Essential Question:

How will consumers and producers react to changes in prices?

Enduring Understandings:

Price Elasticity of Demand (PED) is a measure of how sensitive consumers are to a change in price. If the price goes up, how many fewer people will buy the product? If the price goes down, how many more people will buy it?
Not all goods and services have the same elasticity of demand. Some goods are more elastic than others. There are three simple questions to ask to test the elasticity of a good. 1.) Can the purchase be delayed? 2.) Are there substitutes (other goods that can be used it its place)? 3.) Is the purchase a large percentage of income? Answering yes to these questions means that the good has an elastic demand. Answering no to these questions means that the good has an inelastic demand. While there are exceptions to these rules, these are good guidelines to start with.
If the demand for a good is elastic, that means that the change in quantity demanded will be greater than the change in price. On the other hand, if the demand for a good is inelastic, than the change in demand for the good will be less than the change in price.

Price Elasticity of Supply (PES) is a measure of how sensitive producers are to a change in price. If the price of their product goes up, how many more will they be willing to sell? If the price of their product goes down, how many fewer will they be willing to sell?
Not all goods and services have the same elasticity of supply. Some goods are more elastic than others. There are two simple questions to ask to test the elasticity of a good. 1.) Can more of the good be easily created? 2.) Can more of the good be produced without requiring large changes to the amount of labor and capital required? Answering yes to these questions means that the good has an elastic supply. Answering no to these questions means that the good has an inelastic supply.While there are also exceptions to these rules, these are good guidelines to start with.
If the supply for a good is elastic, that means that the change in quantity demanded will be greater than the change in price. On the other hand, if the supply for a good is inelastic, than the change in demand for the good will be less than the change in price.

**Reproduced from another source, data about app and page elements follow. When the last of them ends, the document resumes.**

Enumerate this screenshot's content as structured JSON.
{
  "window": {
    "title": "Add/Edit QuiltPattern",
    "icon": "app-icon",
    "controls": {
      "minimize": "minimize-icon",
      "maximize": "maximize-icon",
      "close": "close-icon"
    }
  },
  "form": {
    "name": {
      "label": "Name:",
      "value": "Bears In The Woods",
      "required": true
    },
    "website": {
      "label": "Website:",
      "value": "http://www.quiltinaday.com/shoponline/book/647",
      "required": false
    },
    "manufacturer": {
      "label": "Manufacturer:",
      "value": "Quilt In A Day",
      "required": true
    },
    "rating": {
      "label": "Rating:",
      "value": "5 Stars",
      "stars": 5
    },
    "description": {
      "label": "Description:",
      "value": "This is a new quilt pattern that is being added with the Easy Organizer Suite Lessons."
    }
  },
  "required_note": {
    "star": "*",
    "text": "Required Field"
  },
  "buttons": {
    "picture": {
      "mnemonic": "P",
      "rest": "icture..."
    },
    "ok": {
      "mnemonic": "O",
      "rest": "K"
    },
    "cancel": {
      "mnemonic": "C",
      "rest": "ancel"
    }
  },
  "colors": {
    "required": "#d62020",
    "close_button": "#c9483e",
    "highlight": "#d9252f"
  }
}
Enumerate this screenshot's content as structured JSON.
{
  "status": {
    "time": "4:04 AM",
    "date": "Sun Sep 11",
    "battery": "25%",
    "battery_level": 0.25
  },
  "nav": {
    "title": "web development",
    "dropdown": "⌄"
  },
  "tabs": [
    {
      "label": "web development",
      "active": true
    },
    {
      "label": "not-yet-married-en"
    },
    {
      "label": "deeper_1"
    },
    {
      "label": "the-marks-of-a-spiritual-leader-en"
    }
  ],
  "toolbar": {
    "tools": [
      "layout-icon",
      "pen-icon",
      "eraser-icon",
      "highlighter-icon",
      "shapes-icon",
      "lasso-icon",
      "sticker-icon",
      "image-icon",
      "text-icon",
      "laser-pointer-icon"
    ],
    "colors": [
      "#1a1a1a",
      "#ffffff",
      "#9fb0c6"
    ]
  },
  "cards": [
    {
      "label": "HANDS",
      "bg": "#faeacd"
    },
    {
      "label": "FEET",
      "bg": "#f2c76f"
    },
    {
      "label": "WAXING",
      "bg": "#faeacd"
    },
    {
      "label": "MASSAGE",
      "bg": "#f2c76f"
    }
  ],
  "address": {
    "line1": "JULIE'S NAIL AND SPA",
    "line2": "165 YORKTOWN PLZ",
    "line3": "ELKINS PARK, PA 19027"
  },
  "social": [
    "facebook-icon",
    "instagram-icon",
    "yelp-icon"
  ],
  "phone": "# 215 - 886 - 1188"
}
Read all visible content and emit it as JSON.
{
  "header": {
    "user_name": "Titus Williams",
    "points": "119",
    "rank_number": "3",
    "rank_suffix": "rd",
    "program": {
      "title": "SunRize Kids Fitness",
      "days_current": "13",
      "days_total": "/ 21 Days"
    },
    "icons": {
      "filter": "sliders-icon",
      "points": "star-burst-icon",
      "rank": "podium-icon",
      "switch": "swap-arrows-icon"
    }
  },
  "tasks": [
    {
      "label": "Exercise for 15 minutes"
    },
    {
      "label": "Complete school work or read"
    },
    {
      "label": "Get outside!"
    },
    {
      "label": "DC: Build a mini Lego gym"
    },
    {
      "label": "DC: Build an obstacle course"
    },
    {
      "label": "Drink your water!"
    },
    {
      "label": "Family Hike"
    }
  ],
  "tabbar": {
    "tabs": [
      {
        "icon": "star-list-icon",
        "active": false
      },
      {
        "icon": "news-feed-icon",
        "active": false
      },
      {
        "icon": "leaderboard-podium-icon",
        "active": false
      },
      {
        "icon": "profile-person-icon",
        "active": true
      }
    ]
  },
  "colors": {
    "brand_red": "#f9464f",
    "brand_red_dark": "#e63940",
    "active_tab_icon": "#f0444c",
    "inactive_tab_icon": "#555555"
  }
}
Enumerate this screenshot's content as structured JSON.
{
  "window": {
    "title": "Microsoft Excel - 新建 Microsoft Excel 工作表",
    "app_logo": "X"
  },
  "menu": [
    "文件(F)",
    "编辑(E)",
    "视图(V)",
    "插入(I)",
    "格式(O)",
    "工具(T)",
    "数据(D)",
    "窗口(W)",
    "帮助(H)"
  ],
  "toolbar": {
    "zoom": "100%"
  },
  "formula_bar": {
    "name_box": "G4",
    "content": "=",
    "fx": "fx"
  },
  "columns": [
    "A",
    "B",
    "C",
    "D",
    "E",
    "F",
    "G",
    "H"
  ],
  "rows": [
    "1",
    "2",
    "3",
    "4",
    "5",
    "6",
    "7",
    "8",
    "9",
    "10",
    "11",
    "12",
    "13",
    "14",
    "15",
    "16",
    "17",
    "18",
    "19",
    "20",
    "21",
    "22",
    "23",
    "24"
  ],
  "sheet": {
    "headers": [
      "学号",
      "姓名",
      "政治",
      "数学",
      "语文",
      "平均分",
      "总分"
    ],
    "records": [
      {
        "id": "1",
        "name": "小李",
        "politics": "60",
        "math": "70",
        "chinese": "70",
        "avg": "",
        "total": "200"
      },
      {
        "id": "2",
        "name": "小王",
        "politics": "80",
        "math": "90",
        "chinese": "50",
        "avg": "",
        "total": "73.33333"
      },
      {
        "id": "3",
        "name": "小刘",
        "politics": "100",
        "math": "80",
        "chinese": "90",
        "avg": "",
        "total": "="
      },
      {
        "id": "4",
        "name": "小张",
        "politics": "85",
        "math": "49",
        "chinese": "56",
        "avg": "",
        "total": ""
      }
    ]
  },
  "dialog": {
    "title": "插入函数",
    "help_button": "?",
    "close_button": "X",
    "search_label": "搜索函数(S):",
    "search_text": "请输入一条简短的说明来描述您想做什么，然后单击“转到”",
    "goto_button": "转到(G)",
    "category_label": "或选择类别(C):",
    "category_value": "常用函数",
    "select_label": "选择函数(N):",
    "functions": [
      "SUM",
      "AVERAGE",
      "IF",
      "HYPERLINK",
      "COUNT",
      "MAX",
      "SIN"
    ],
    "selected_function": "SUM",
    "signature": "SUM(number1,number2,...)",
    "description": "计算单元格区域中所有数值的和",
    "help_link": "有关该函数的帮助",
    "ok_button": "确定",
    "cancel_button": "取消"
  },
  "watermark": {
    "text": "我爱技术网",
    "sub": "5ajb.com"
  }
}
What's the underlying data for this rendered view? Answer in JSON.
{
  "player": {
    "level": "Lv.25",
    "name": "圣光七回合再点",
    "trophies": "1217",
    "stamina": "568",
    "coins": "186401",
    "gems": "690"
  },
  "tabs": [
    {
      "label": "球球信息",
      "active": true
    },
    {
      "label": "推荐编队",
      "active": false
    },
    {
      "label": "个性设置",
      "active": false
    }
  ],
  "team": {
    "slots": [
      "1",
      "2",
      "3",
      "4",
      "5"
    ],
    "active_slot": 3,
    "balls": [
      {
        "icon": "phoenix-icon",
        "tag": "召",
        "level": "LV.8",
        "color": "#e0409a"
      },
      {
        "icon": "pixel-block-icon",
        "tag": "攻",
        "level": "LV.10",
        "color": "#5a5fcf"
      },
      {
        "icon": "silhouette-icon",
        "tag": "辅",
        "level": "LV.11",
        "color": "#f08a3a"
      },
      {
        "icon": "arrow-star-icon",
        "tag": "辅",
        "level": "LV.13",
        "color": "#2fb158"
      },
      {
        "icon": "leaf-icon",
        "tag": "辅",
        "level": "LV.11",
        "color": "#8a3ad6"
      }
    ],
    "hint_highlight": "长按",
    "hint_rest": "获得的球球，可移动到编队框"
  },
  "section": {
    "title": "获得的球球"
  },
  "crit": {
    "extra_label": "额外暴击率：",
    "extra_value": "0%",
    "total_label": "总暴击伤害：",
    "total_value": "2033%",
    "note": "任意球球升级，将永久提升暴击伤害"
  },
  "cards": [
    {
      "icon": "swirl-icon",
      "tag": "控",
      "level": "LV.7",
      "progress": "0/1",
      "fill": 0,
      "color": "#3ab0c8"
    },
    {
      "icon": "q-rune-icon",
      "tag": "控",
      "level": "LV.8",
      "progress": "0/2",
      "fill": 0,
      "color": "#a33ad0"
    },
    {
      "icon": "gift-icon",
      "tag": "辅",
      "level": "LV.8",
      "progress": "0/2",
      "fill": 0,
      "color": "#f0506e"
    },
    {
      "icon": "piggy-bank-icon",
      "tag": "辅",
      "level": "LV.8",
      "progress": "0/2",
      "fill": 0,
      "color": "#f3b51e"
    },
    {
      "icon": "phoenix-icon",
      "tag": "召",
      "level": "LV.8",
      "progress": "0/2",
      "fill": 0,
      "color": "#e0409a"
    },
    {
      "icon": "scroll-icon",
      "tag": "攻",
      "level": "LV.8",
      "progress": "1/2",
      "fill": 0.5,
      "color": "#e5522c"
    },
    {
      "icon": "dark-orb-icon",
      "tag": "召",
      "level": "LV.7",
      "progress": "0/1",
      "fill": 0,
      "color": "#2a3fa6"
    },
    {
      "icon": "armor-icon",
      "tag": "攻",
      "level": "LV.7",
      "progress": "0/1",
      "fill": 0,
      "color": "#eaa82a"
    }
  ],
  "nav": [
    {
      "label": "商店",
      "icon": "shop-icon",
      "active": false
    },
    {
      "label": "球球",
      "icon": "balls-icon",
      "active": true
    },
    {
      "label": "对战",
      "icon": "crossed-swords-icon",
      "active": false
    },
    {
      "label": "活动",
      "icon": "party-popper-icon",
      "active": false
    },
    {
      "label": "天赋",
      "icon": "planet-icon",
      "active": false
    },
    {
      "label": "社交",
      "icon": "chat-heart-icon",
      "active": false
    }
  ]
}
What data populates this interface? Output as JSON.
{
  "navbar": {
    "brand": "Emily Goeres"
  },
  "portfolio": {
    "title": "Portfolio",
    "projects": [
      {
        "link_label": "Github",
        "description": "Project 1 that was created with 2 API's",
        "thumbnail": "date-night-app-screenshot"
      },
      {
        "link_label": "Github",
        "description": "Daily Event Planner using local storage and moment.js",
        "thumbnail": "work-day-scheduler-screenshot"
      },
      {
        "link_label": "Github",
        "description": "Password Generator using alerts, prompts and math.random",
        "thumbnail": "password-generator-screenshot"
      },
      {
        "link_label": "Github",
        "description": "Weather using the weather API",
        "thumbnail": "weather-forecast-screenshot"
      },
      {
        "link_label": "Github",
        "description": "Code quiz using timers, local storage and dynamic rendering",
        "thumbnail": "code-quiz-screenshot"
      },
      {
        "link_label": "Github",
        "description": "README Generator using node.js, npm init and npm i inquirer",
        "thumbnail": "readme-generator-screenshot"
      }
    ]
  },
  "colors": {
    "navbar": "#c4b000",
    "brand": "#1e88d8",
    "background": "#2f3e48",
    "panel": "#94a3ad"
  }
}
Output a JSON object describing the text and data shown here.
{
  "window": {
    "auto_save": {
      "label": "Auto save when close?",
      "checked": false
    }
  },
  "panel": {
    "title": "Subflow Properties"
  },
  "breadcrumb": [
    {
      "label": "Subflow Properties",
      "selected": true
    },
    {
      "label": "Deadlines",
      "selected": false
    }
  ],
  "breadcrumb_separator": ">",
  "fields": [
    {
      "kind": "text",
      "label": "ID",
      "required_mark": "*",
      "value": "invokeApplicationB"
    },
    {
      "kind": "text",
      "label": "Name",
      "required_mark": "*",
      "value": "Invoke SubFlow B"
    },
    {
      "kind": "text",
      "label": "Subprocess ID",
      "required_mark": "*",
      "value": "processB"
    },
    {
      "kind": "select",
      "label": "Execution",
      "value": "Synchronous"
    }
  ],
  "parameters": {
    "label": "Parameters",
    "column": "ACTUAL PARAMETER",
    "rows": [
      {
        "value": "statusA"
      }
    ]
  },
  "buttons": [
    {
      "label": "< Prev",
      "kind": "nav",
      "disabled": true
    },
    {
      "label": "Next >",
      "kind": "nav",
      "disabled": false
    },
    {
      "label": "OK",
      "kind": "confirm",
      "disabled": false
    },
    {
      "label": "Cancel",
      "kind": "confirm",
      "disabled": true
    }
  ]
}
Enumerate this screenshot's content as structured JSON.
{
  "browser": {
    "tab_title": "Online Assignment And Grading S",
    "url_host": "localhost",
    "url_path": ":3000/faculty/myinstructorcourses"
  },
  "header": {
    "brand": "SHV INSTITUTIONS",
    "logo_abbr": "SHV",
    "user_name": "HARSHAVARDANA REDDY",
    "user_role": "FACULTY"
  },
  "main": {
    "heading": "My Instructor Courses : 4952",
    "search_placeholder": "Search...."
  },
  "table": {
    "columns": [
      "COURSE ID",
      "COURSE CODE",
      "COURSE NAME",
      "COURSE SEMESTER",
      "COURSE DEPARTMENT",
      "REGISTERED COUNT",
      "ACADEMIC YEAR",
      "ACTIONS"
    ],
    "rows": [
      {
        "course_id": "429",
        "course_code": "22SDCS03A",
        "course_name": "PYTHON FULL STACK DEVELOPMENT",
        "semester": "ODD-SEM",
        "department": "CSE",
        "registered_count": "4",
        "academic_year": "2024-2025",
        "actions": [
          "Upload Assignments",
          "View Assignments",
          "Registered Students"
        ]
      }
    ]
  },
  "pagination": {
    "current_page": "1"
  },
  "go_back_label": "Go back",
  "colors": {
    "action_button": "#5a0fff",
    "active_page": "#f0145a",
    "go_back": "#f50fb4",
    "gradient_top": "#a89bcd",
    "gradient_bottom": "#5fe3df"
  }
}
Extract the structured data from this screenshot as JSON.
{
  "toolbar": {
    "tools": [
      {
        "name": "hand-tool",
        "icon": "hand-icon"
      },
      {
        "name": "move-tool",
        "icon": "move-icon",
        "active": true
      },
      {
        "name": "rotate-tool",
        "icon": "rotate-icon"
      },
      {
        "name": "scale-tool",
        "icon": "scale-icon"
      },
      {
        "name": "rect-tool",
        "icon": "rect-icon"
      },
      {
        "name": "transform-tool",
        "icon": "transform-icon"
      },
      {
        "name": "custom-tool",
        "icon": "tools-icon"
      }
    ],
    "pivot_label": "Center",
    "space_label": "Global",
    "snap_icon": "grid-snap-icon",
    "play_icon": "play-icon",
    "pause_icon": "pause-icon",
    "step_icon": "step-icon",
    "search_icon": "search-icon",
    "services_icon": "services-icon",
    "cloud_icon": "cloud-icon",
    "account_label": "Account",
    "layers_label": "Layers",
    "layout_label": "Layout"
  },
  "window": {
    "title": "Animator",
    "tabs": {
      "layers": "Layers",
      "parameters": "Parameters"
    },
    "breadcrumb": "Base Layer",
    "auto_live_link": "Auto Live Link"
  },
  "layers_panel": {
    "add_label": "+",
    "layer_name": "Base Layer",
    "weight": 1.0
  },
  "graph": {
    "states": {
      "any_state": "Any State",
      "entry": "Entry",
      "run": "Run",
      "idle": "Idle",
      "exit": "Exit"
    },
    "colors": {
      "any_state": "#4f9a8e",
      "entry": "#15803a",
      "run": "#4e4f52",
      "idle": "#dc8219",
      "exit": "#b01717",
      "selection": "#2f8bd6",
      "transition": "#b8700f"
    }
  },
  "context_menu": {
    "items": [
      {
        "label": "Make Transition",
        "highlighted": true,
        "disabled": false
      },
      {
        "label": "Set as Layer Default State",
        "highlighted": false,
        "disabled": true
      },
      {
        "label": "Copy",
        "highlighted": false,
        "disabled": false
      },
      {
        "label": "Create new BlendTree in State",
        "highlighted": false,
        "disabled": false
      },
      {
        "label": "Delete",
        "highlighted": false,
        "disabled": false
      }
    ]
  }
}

Examples:

Is the demand for plane tickets elastic or inelastic? Try to determine the answer by using the three test questions above. The purchase of plane tickets can be delayed. There are substitutes, such as trains and buses. And a plane ticket can be a large percentage of income. Therefore, in general, the demand for plane tickets is elastic. A bright student will point out that this is more true for a vacationer than for a business traveler, so different people will have different elasticities.

Is the supply of beach front property elastic or inelastic? Try to determine the answer by using the two test questions above. More beach front property can not be easily made. Florida only has so many miles of coast line. Making new shoreline would require large changes in the labor and capital used. Therefore, the supply of beach front property is inelastic.

Teaching Note:

Many students find the concept of elasticity difficult. Students need to understand that elasticity is a measure of how sensitive consumers and producers are to price changes and how quickly and severely they react to those price changes. It is a very abstract and theoretical concept. Students that are skilled in math may understand the concept better when put in mathematical terms.

PED = % change in quantity demanded ÷ % change in price

PES = % change in quantity supplied ÷ % change in price

Assessment Examples: Standardized Test Items and samples of student work.


1.) Because a small price increase had little or no effect on the demand for local phone service, the demand for the product is:
a.) elastic
b.) inelastic
c.) unit elastic
d.) none of the above

2.) All of the following products have relatively inelastic demand EXCEPT:
a.) hospital emergency rooms
b.) addictive drugs
c.) MP3 players
d.) food

3.) If the price of a product increases a little and producers increase output dramatically, then supply is:
a.) elastic
b.) inelastic
c.) unit elastic
d.) none of the above


Open Response Question:

Use the concepts of demand and elasticity to explain what will happen to the demand for insulin if the price increases.



The following answers were supplied by students on a unit test. A weak answer and a strong answer have been provided.

Weak Answer
E_2_10_ex_poor.jpg
Strong Answer
E_2_10_ex_strong.jpg
Answers to Multiple Choice Assessment Questions: 1=B , 2=C , 3=A